## TASK TO COMPLETE
Go through the records below and tally the lines that include "JSON". Answer with the number only.

## EXERCISE MATERIALS
== == ==
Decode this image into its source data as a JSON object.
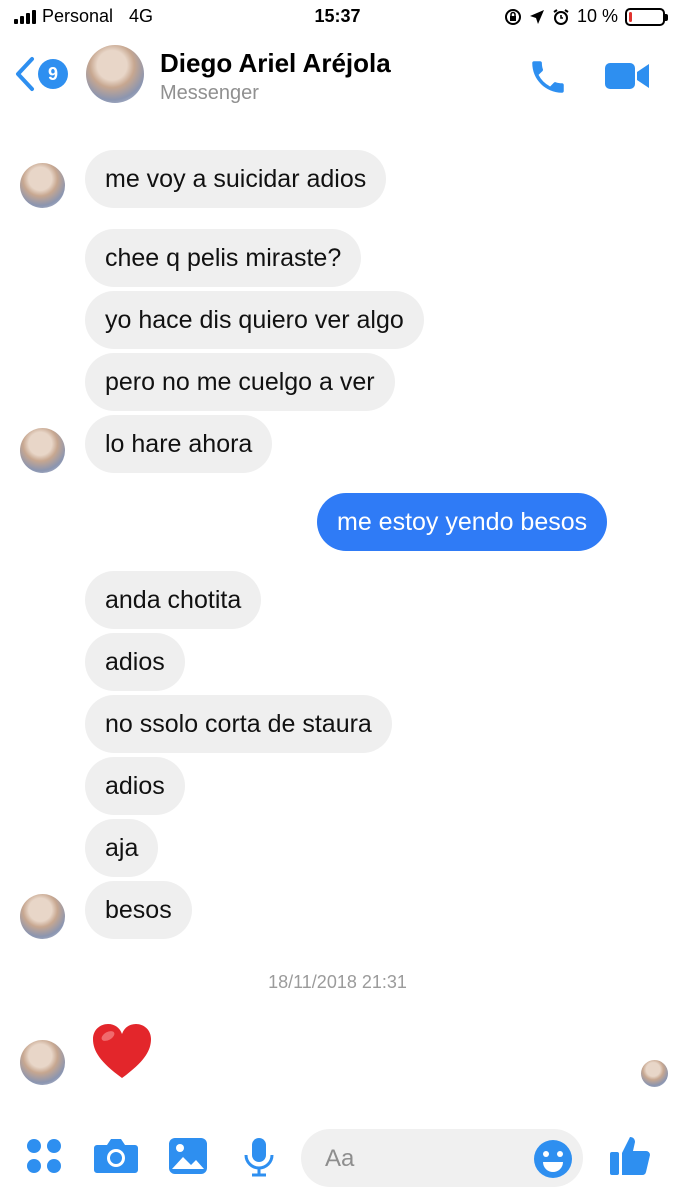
{
  "status_bar": {
    "carrier": "Personal",
    "network": "4G",
    "time": "15:37",
    "battery": "10 %",
    "battery_level": 0.1,
    "battery_color": "#e0332e"
  },
  "header": {
    "back_badge_count": "9",
    "contact_name": "Diego Ariel Aréjola",
    "subtitle": "Messenger",
    "accent": "#2e8ff0"
  },
  "messages": [
    {
      "from": "them",
      "text": "me voy a suicidar adios"
    },
    {
      "from": "them",
      "text": "chee q pelis miraste?"
    },
    {
      "from": "them",
      "text": "yo hace dis quiero ver algo"
    },
    {
      "from": "them",
      "text": "pero no me cuelgo a ver"
    },
    {
      "from": "them",
      "text": "lo hare ahora"
    },
    {
      "from": "me",
      "text": "me estoy yendo besos"
    },
    {
      "from": "them",
      "text": "anda chotita"
    },
    {
      "from": "them",
      "text": "adios"
    },
    {
      "from": "them",
      "text": "no ssolo corta de staura"
    },
    {
      "from": "them",
      "text": "adios"
    },
    {
      "from": "them",
      "text": "aja"
    },
    {
      "from": "them",
      "text": "besos"
    }
  ],
  "timestamp": "18/11/2018 21:31",
  "last_message": {
    "from": "them",
    "emoji": "heart"
  },
  "composer": {
    "placeholder": "Aa",
    "icons": [
      "more-icon",
      "camera-icon",
      "gallery-icon",
      "microphone-icon",
      "emoji-icon",
      "thumbs-up-icon"
    ]
  },
  "colors": {
    "incoming_bubble": "#efefef",
    "outgoing_bubble": "#2f7bf6"
  }
}
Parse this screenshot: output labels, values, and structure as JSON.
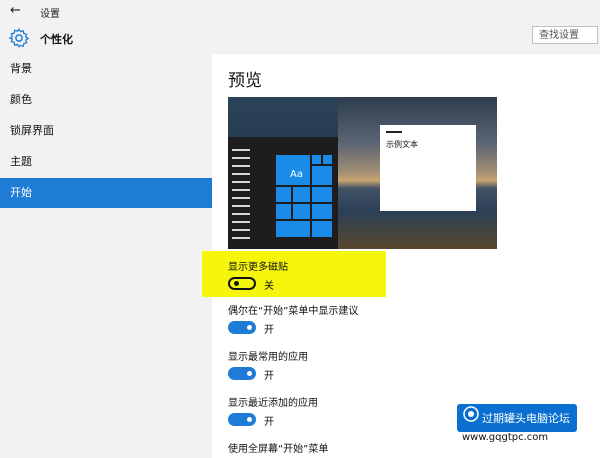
{
  "window": {
    "title": "设置"
  },
  "header": {
    "title": "个性化",
    "search_placeholder": "查找设置"
  },
  "sidebar": {
    "items": [
      "背景",
      "颜色",
      "锁屏界面",
      "主题",
      "开始"
    ],
    "selected": "开始"
  },
  "main": {
    "title": "预览",
    "preview_text": "示例文本",
    "preview_tile_label": "Aa",
    "settings": [
      {
        "label": "显示更多磁贴",
        "state": "关",
        "on": false
      },
      {
        "label": "偶尔在“开始”菜单中显示建议",
        "state": "开",
        "on": true
      },
      {
        "label": "显示最常用的应用",
        "state": "开",
        "on": true
      },
      {
        "label": "显示最近添加的应用",
        "state": "开",
        "on": true
      },
      {
        "label": "使用全屏幕“开始”菜单",
        "state": "",
        "on": null
      }
    ]
  },
  "watermark": {
    "text": "过期罐头电脑论坛",
    "url": "www.gqgtpc.com"
  },
  "colors": {
    "accent": "#1e7cd6",
    "highlight": "#f6f60c",
    "sidebar_bg": "#f2f2f2"
  }
}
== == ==
## FINAL ANSWER
2